[Task input]
··········
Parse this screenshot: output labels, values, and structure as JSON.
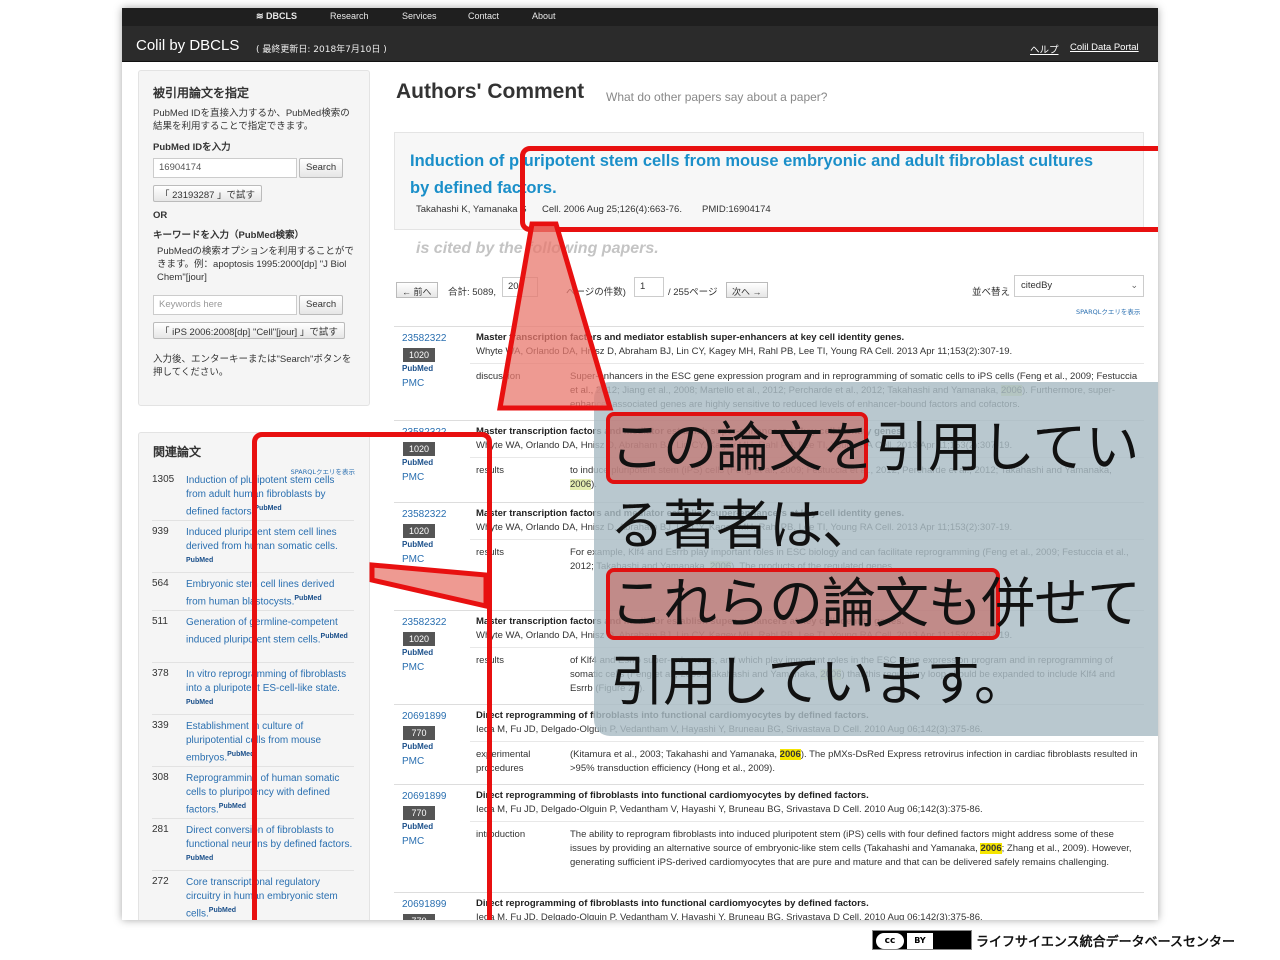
{
  "nav": {
    "dbcls": "DBCLS",
    "items": [
      "Research",
      "Services",
      "Contact",
      "About"
    ]
  },
  "appbar": {
    "brand": "Colil by DBCLS",
    "updated": "( 最終更新日: 2018年7月10日 )",
    "help": "ヘルプ",
    "portal": "Colil Data Portal"
  },
  "search": {
    "title": "被引用論文を指定",
    "desc": "PubMed IDを直接入力するか、PubMed検索の結果を利用することで指定できます。",
    "pmid_label": "PubMed IDを入力",
    "pmid_value": "16904174",
    "search_btn": "Search",
    "try_btn": "「 23193287 」で試す",
    "or": "OR",
    "keyword_label": "キーワードを入力（PubMed検索）",
    "keyword_desc": "PubMedの検索オプションを利用することができます。例：apoptosis 1995:2000[dp] \"J Biol Chem\"[jour]",
    "keyword_placeholder": "Keywords here",
    "search_btn2": "Search",
    "try_btn2": "「 iPS 2006:2008[dp] \"Cell\"[jour] 」で試す",
    "hint": "入力後、エンターキーまたは\"Search\"ボタンを押してください。"
  },
  "related": {
    "title": "関連論文",
    "sparql": "SPARQLクエリを表示",
    "pubmed_label": "PubMed",
    "items": [
      {
        "count": "1305",
        "title": "Induction of pluripotent stem cells from adult human fibroblasts by defined factors."
      },
      {
        "count": "939",
        "title": "Induced pluripotent stem cell lines derived from human somatic cells."
      },
      {
        "count": "564",
        "title": "Embryonic stem cell lines derived from human blastocysts."
      },
      {
        "count": "511",
        "title": "Generation of germline-competent induced pluripotent stem cells."
      },
      {
        "count": "378",
        "title": "In vitro reprogramming of fibroblasts into a pluripotent ES-cell-like state."
      },
      {
        "count": "339",
        "title": "Establishment in culture of pluripotential cells from mouse embryos."
      },
      {
        "count": "308",
        "title": "Reprogramming of human somatic cells to pluripotency with defined factors."
      },
      {
        "count": "281",
        "title": "Direct conversion of fibroblasts to functional neurons by defined factors."
      },
      {
        "count": "272",
        "title": "Core transcriptional regulatory circuitry in human embryonic stem cells."
      }
    ]
  },
  "main": {
    "heading": "Authors' Comment",
    "subheading": "What do other papers say about a paper?",
    "paper_title": "Induction of pluripotent stem cells from mouse embryonic and adult fibroblast cultures by defined factors.",
    "paper_authors": "Takahashi K, Yamanaka S",
    "paper_journal": "Cell. 2006 Aug 25;126(4):663-76.",
    "paper_pmid": "PMID:16904174",
    "cited_by": "is cited by the following papers."
  },
  "pager": {
    "prev": "← 前へ",
    "total": "合計: 5089,",
    "per_page": "20",
    "per_page_label": "ページの件数)",
    "page": "1",
    "pages": "/ 255ページ",
    "next": "次へ →",
    "sort_label": "並べ替え",
    "sort_value": "citedBy",
    "sparql": "SPARQLクエリを表示"
  },
  "rows": [
    {
      "pmid": "23582322",
      "badge": "1020",
      "pubmed": "PubMed",
      "pmc": "PMC",
      "title": "Master transcription factors and mediator establish super-enhancers at key cell identity genes.",
      "authors": "Whyte WA, Orlando DA, Hnisz D, Abraham BJ, Lin CY, Kagey MH, Rahl PB, Lee TI, Young RA    Cell. 2013 Apr 11;153(2):307-19.",
      "section": "discussion",
      "ctx_pre": "Super-enhancers in the ESC gene expression program and in reprogramming of somatic cells to iPS cells (Feng et al., 2009; Festuccia et al., 2012; Jiang et al., 2008; Martello et al., 2012; Percharde et al., 2012; Takahashi and Yamanaka, ",
      "ctx_year": "2006",
      "ctx_post": "). Furthermore, super-enhancer associated genes are highly sensitive to reduced levels of enhancer-bound factors and cofactors."
    },
    {
      "pmid": "23582322",
      "badge": "1020",
      "pubmed": "PubMed",
      "pmc": "PMC",
      "title": "Master transcription factors and mediator establish super-enhancers at key cell identity genes.",
      "authors": "Whyte WA, Orlando DA, Hnisz D, Abraham BJ, Lin CY, Kagey MH, Rahl PB, Lee TI, Young RA    Cell. 2013 Apr 11;153(2):307-19.",
      "section": "results",
      "ctx_pre": "to induce pluripotent stem (iPS) cells (Feng et al., 2009; Festuccia et al., 2012; Percharde et al., 2012; Takahashi and Yamanaka, ",
      "ctx_year": "2006",
      "ctx_post": ")."
    },
    {
      "pmid": "23582322",
      "badge": "1020",
      "pubmed": "PubMed",
      "pmc": "PMC",
      "title": "Master transcription factors and mediator establish super-enhancers at key cell identity genes.",
      "authors": "Whyte WA, Orlando DA, Hnisz D, Abraham BJ, Lin CY, Kagey MH, Rahl PB, Lee TI, Young RA    Cell. 2013 Apr 11;153(2):307-19.",
      "section": "results",
      "ctx_pre": "For example, Klf4 and Esrrb play important roles in ESC biology and can facilitate reprogramming (Feng et al., 2009; Festuccia et al., 2012; Takahashi and Yamanaka, ",
      "ctx_year": "2006",
      "ctx_post": "). The products of the regulated genes..."
    },
    {
      "pmid": "23582322",
      "badge": "1020",
      "pubmed": "PubMed",
      "pmc": "PMC",
      "title": "Master transcription factors and mediator establish super-enhancers at key cell identity genes.",
      "authors": "Whyte WA, Orlando DA, Hnisz D, Abraham BJ, Lin CY, Kagey MH, Rahl PB, Lee TI, Young RA    Cell. 2013 Apr 11;153(2):307-19.",
      "section": "results",
      "ctx_pre": "of Klf4 and Esrrb super-enhancers, and which play important roles in the ESC gene expression program and in reprogramming of somatic cells (Feng et al., 2009; Takahashi and Yamanaka, ",
      "ctx_year": "2006",
      "ctx_post": ") that this regulatory loop should be expanded to include Klf4 and Esrrb (Figure 2F)."
    },
    {
      "pmid": "20691899",
      "badge": "770",
      "pubmed": "PubMed",
      "pmc": "PMC",
      "title": "Direct reprogramming of fibroblasts into functional cardiomyocytes by defined factors.",
      "authors": "Ieda M, Fu JD, Delgado-Olguin P, Vedantham V, Hayashi Y, Bruneau BG, Srivastava D    Cell. 2010 Aug 06;142(3):375-86.",
      "section": "experimental procedures",
      "ctx_pre": "(Kitamura et al., 2003; Takahashi and Yamanaka, ",
      "ctx_year": "2006",
      "ctx_post": "). The pMXs-DsRed Express retrovirus infection in cardiac fibroblasts resulted in >95% transduction efficiency (Hong et al., 2009)."
    },
    {
      "pmid": "20691899",
      "badge": "770",
      "pubmed": "PubMed",
      "pmc": "PMC",
      "title": "Direct reprogramming of fibroblasts into functional cardiomyocytes by defined factors.",
      "authors": "Ieda M, Fu JD, Delgado-Olguin P, Vedantham V, Hayashi Y, Bruneau BG, Srivastava D    Cell. 2010 Aug 06;142(3):375-86.",
      "section": "introduction",
      "ctx_pre": "The ability to reprogram fibroblasts into induced pluripotent stem (iPS) cells with four defined factors might address some of these issues by providing an alternative source of embryonic-like stem cells (Takahashi and Yamanaka, ",
      "ctx_year": "2006",
      "ctx_post": "; Zhang et al., 2009). However, generating sufficient iPS-derived cardiomyocytes that are pure and mature and that can be delivered safely remains challenging."
    },
    {
      "pmid": "20691899",
      "badge": "770",
      "pubmed": "PubMed",
      "pmc": "",
      "title": "Direct reprogramming of fibroblasts into functional cardiomyocytes by defined factors.",
      "authors": "Ieda M, Fu JD, Delgado-Olguin P, Vedantham V, Hayashi Y, Bruneau BG, Srivastava D    Cell. 2010 Aug 06;142(3):375-86.",
      "section": "",
      "ctx_pre": "",
      "ctx_year": "",
      "ctx_post": ""
    }
  ],
  "overlay": {
    "line1a": "この論文",
    "line1b": "を引用してい",
    "line2": "る著者は、",
    "line3a": "これらの論文",
    "line3b": "も併せて",
    "line4": "引用しています。"
  },
  "footer": {
    "cc": "cc",
    "by": "BY",
    "org": "ライフサイエンス統合データベースセンター"
  },
  "colors": {
    "accent_red": "#e81010",
    "link_blue": "#2a6fb0",
    "title_blue": "#1a8fc9",
    "highlight_yellow": "#f5e500"
  }
}
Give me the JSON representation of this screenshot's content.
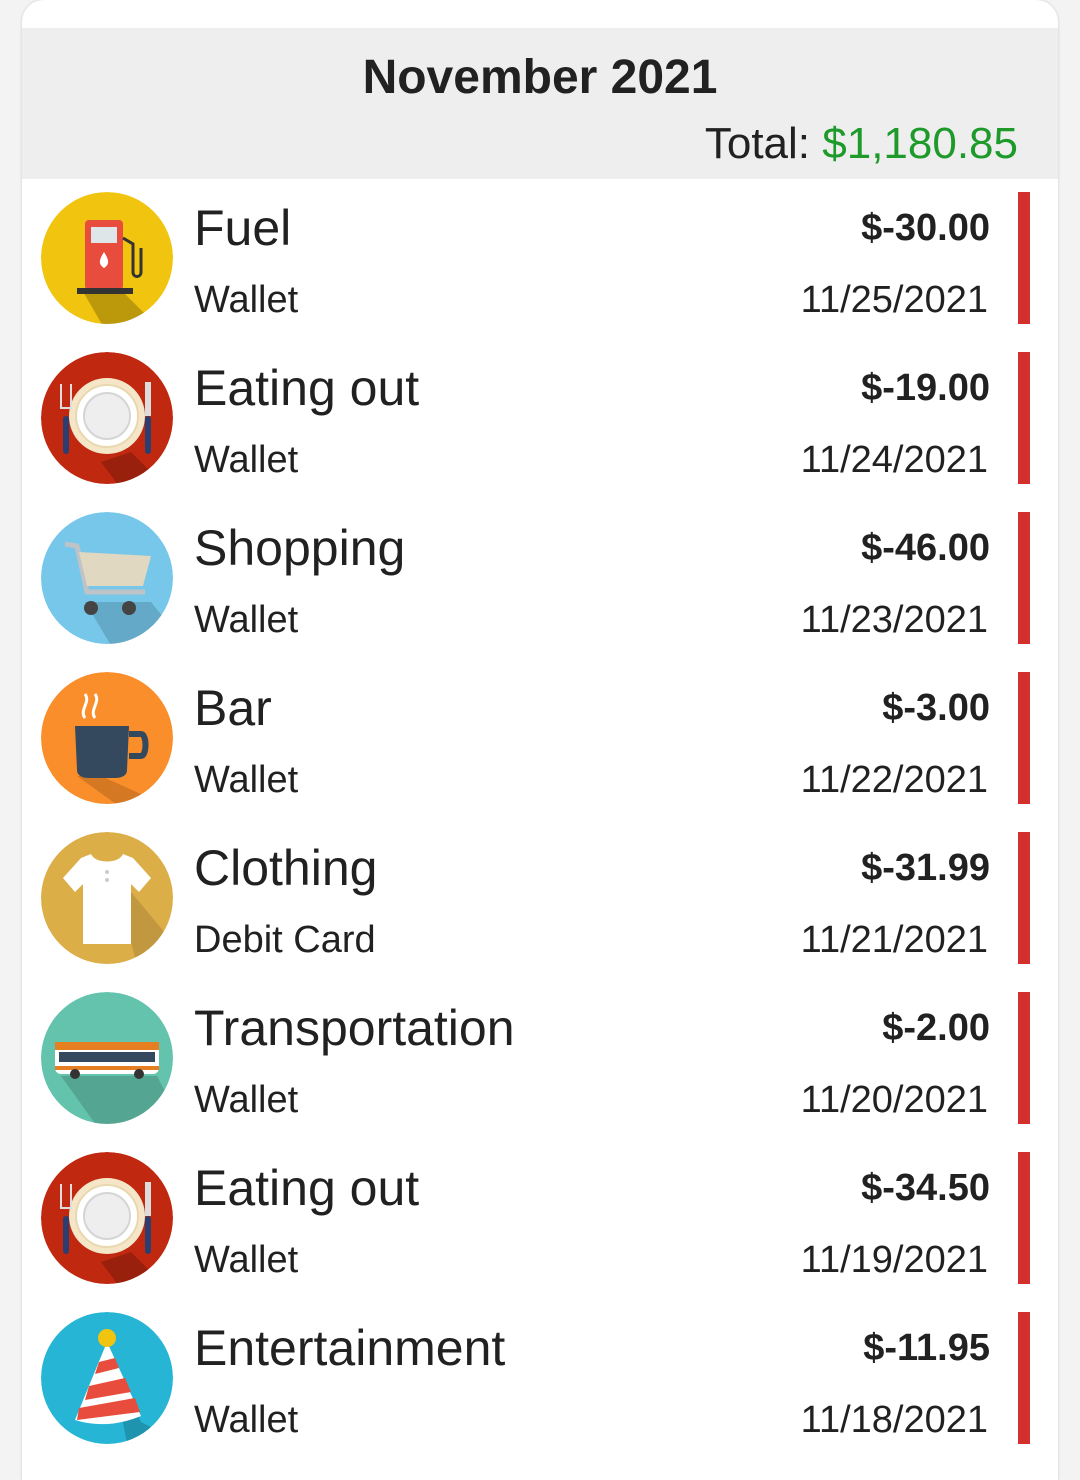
{
  "header": {
    "month_title": "November 2021",
    "total_label": "Total:",
    "total_amount": "$1,180.85",
    "total_color": "#1e9a2a"
  },
  "expense_bar_color": "#d32f2f",
  "transactions": [
    {
      "category": "Fuel",
      "account": "Wallet",
      "amount": "$-30.00",
      "date": "11/25/2021",
      "icon": "fuel-pump-icon",
      "icon_bg": "#f1c40f"
    },
    {
      "category": "Eating out",
      "account": "Wallet",
      "amount": "$-19.00",
      "date": "11/24/2021",
      "icon": "plate-cutlery-icon",
      "icon_bg": "#c0280f"
    },
    {
      "category": "Shopping",
      "account": "Wallet",
      "amount": "$-46.00",
      "date": "11/23/2021",
      "icon": "shopping-cart-icon",
      "icon_bg": "#76c7ea"
    },
    {
      "category": "Bar",
      "account": "Wallet",
      "amount": "$-3.00",
      "date": "11/22/2021",
      "icon": "coffee-cup-icon",
      "icon_bg": "#f98e2b"
    },
    {
      "category": "Clothing",
      "account": "Debit Card",
      "amount": "$-31.99",
      "date": "11/21/2021",
      "icon": "tshirt-icon",
      "icon_bg": "#dcae48"
    },
    {
      "category": "Transportation",
      "account": "Wallet",
      "amount": "$-2.00",
      "date": "11/20/2021",
      "icon": "bus-icon",
      "icon_bg": "#63c3ad"
    },
    {
      "category": "Eating out",
      "account": "Wallet",
      "amount": "$-34.50",
      "date": "11/19/2021",
      "icon": "plate-cutlery-icon",
      "icon_bg": "#c0280f"
    },
    {
      "category": "Entertainment",
      "account": "Wallet",
      "amount": "$-11.95",
      "date": "11/18/2021",
      "icon": "party-hat-icon",
      "icon_bg": "#27b5d6"
    }
  ]
}
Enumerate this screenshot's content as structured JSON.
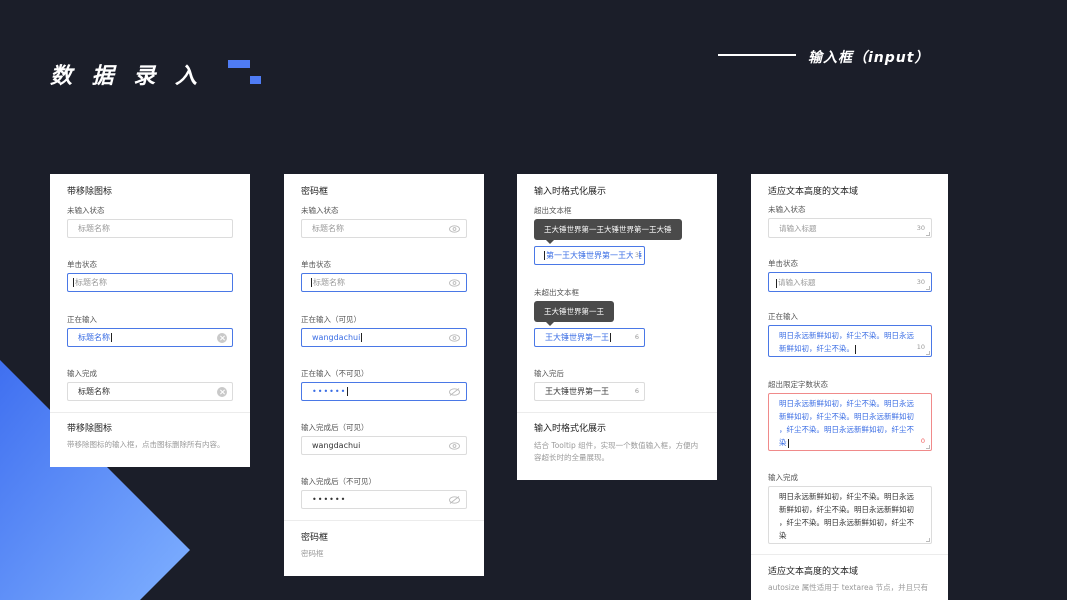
{
  "header": {
    "title": "数 据 录 入",
    "section_label": "输入框（input）"
  },
  "colors": {
    "background": "#1b1e29",
    "accent": "#4f7cf4",
    "focus": "#4a78e6",
    "error": "#f08a8a"
  },
  "card1": {
    "title": "带移除图标",
    "state_empty_label": "未输入状态",
    "empty_placeholder": "标题名称",
    "state_click_label": "单击状态",
    "click_placeholder": "标题名称",
    "state_typing_label": "正在输入",
    "typing_value": "标题名称",
    "state_done_label": "输入完成",
    "done_value": "标题名称",
    "footer_title": "带移除图标",
    "footer_desc": "带移除图标的输入框，点击图标删除所有内容。"
  },
  "card2": {
    "title": "密码框",
    "state_empty_label": "未输入状态",
    "empty_placeholder": "标题名称",
    "state_click_label": "单击状态",
    "click_placeholder": "标题名称",
    "typing_visible_label": "正在输入（可见）",
    "typing_visible_value": "wangdachui",
    "typing_hidden_label": "正在输入（不可见）",
    "typing_hidden_value": "••••••",
    "done_visible_label": "输入完成后（可见）",
    "done_visible_value": "wangdachui",
    "done_hidden_label": "输入完成后（不可见）",
    "done_hidden_value": "••••••",
    "footer_title": "密码框",
    "footer_desc": "密码框"
  },
  "card3": {
    "title": "输入时格式化展示",
    "overflow_label": "超出文本框",
    "overflow_tooltip": "王大锤世界第一王大锤世界第一王大锤",
    "overflow_value": "第一王大锤世界第一王大锤",
    "overflow_count": "3",
    "not_overflow_label": "未超出文本框",
    "not_overflow_tooltip": "王大锤世界第一王",
    "not_overflow_value": "王大锤世界第一王",
    "not_overflow_count": "6",
    "done_label": "输入完后",
    "done_value": "王大锤世界第一王",
    "done_count": "6",
    "footer_title": "输入时格式化展示",
    "footer_desc": "结合 Tooltip 组件，实现一个数值输入框，方便内容超长时的全量展现。"
  },
  "card4": {
    "title": "适应文本高度的文本域",
    "state_empty_label": "未输入状态",
    "empty_placeholder": "请输入标题",
    "empty_count": "30",
    "state_click_label": "单击状态",
    "click_placeholder": "请输入标题",
    "click_count": "30",
    "typing_label": "正在输入",
    "typing_lines": [
      "明日永远新鲜如初，纤尘不染。明日永远",
      "新鲜如初，纤尘不染。"
    ],
    "typing_count": "10",
    "overflow_label": "超出限定字数状态",
    "overflow_lines": [
      "明日永远新鲜如初，纤尘不染。明日永远",
      "新鲜如初，纤尘不染。明日永远新鲜如初",
      "，纤尘不染。明日永远新鲜如初，纤尘不",
      "染"
    ],
    "overflow_count": "0",
    "done_label": "输入完成",
    "done_lines": [
      "明日永远新鲜如初，纤尘不染。明日永远",
      "新鲜如初，纤尘不染。明日永远新鲜如初",
      "，纤尘不染。明日永远新鲜如初，纤尘不",
      "染"
    ],
    "footer_title": "适应文本高度的文本域",
    "footer_desc": "autosize 属性适用于 textarea 节点，并且只有"
  }
}
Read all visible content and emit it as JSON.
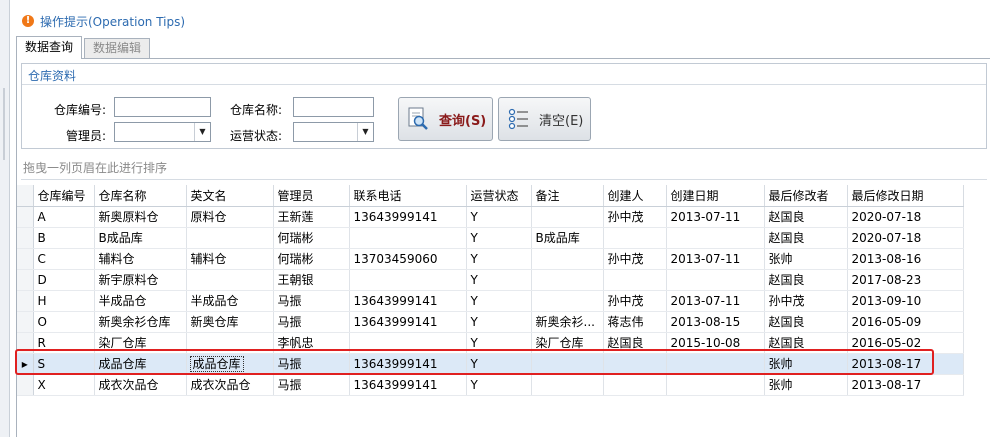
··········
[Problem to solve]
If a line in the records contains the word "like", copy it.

[Result of this task]
        "title": "In vitro reprogramming of fibroblasts into a pluripotent ES-cell-like state."
      "ctx_pre": "The ability to reprogram fibroblasts into induced pluripotent stem (iPS) cells with four defined factors might address some of these issues by providing an alternative source of embryonic-like stem cells (Takahashi and Yamanaka, ",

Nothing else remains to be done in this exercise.